*Task description*. The records below are to be repeated in full, exactly as they are.
───── Recorded data ─────
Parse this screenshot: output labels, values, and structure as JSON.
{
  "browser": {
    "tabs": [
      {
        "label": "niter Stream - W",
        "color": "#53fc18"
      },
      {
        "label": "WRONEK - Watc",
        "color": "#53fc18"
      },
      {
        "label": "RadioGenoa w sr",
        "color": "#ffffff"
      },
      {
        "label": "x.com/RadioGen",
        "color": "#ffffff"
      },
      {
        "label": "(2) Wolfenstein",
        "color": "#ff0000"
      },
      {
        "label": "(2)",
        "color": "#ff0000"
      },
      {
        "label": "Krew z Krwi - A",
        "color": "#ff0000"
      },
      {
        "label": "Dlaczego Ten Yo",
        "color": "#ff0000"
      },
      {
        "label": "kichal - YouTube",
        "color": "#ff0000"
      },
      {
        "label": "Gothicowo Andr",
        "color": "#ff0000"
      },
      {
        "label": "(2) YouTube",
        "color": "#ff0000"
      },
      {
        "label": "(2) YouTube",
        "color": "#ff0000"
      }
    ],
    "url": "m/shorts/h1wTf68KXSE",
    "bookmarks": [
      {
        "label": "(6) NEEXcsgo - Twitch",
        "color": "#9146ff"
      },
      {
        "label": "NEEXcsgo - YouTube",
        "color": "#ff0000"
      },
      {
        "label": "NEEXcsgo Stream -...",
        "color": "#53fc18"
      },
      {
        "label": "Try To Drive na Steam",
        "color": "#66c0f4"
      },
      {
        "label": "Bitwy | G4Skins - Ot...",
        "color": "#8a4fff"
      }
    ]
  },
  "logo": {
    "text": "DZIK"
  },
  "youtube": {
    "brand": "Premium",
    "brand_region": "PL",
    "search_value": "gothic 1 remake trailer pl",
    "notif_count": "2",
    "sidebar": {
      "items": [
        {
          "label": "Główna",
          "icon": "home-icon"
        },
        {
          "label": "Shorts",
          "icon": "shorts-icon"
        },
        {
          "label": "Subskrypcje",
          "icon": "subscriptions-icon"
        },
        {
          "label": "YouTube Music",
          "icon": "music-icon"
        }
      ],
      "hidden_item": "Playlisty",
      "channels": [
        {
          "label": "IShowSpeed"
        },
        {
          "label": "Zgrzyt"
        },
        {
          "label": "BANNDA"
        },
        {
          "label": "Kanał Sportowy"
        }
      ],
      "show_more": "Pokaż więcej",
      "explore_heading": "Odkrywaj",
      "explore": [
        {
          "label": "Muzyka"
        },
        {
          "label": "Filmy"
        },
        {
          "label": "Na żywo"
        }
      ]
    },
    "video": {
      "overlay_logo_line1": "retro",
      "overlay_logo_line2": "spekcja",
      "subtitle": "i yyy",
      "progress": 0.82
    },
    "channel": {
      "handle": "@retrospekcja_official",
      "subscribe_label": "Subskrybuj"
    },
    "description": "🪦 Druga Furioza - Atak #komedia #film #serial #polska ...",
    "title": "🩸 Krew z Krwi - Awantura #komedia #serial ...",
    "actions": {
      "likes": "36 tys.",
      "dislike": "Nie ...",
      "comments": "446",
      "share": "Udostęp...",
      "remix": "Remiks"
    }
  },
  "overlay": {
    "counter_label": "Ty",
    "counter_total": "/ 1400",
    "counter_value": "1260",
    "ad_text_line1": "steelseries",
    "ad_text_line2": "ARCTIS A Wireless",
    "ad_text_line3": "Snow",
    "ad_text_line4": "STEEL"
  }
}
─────
*Finished task*.
Parse this screenshot: output labels, values, and structure as JSON.
{
  "browser": {
    "tabs": [
      {
        "label": "niter Stream - W",
        "color": "#53fc18"
      },
      {
        "label": "WRONEK - Watc",
        "color": "#53fc18"
      },
      {
        "label": "RadioGenoa w sr",
        "color": "#ffffff"
      },
      {
        "label": "x.com/RadioGen",
        "color": "#ffffff"
      },
      {
        "label": "(2) Wolfenstein",
        "color": "#ff0000"
      },
      {
        "label": "(2)",
        "color": "#ff0000"
      },
      {
        "label": "Krew z Krwi - A",
        "color": "#ff0000"
      },
      {
        "label": "Dlaczego Ten Yo",
        "color": "#ff0000"
      },
      {
        "label": "kichal - YouTube",
        "color": "#ff0000"
      },
      {
        "label": "Gothicowo Andr",
        "color": "#ff0000"
      },
      {
        "label": "(2) YouTube",
        "color": "#ff0000"
      },
      {
        "label": "(2) YouTube",
        "color": "#ff0000"
      }
    ],
    "url": "m/shorts/h1wTf68KXSE",
    "bookmarks": [
      {
        "label": "(6) NEEXcsgo - Twitch",
        "color": "#9146ff"
      },
      {
        "label": "NEEXcsgo - YouTube",
        "color": "#ff0000"
      },
      {
        "label": "NEEXcsgo Stream -...",
        "color": "#53fc18"
      },
      {
        "label": "Try To Drive na Steam",
        "color": "#66c0f4"
      },
      {
        "label": "Bitwy | G4Skins - Ot...",
        "color": "#8a4fff"
      }
    ]
  },
  "logo": {
    "text": "DZIK"
  },
  "youtube": {
    "brand": "Premium",
    "brand_region": "PL",
    "search_value": "gothic 1 remake trailer pl",
    "notif_count": "2",
    "sidebar": {
      "items": [
        {
          "label": "Główna",
          "icon": "home-icon"
        },
        {
          "label": "Shorts",
          "icon": "shorts-icon"
        },
        {
          "label": "Subskrypcje",
          "icon": "subscriptions-icon"
        },
        {
          "label": "YouTube Music",
          "icon": "music-icon"
        }
      ],
      "hidden_item": "Playlisty",
      "channels": [
        {
          "label": "IShowSpeed"
        },
        {
          "label": "Zgrzyt"
        },
        {
          "label": "BANNDA"
        },
        {
          "label": "Kanał Sportowy"
        }
      ],
      "show_more": "Pokaż więcej",
      "explore_heading": "Odkrywaj",
      "explore": [
        {
          "label": "Muzyka"
        },
        {
          "label": "Filmy"
        },
        {
          "label": "Na żywo"
        }
      ]
    },
    "video": {
      "overlay_logo_line1": "retro",
      "overlay_logo_line2": "spekcja",
      "subtitle": "i yyy",
      "progress": 0.82
    },
    "channel": {
      "handle": "@retrospekcja_official",
      "subscribe_label": "Subskrybuj"
    },
    "description": "🪦 Druga Furioza - Atak #komedia #film #serial #polska ...",
    "title": "🩸 Krew z Krwi - Awantura #komedia #serial ...",
    "actions": {
      "likes": "36 tys.",
      "dislike": "Nie ...",
      "comments": "446",
      "share": "Udostęp...",
      "remix": "Remiks"
    }
  },
  "overlay": {
    "counter_label": "Ty",
    "counter_total": "/ 1400",
    "counter_value": "1260",
    "ad_text_line1": "steelseries",
    "ad_text_line2": "ARCTIS A Wireless",
    "ad_text_line3": "Snow",
    "ad_text_line4": "STEEL"
  }
}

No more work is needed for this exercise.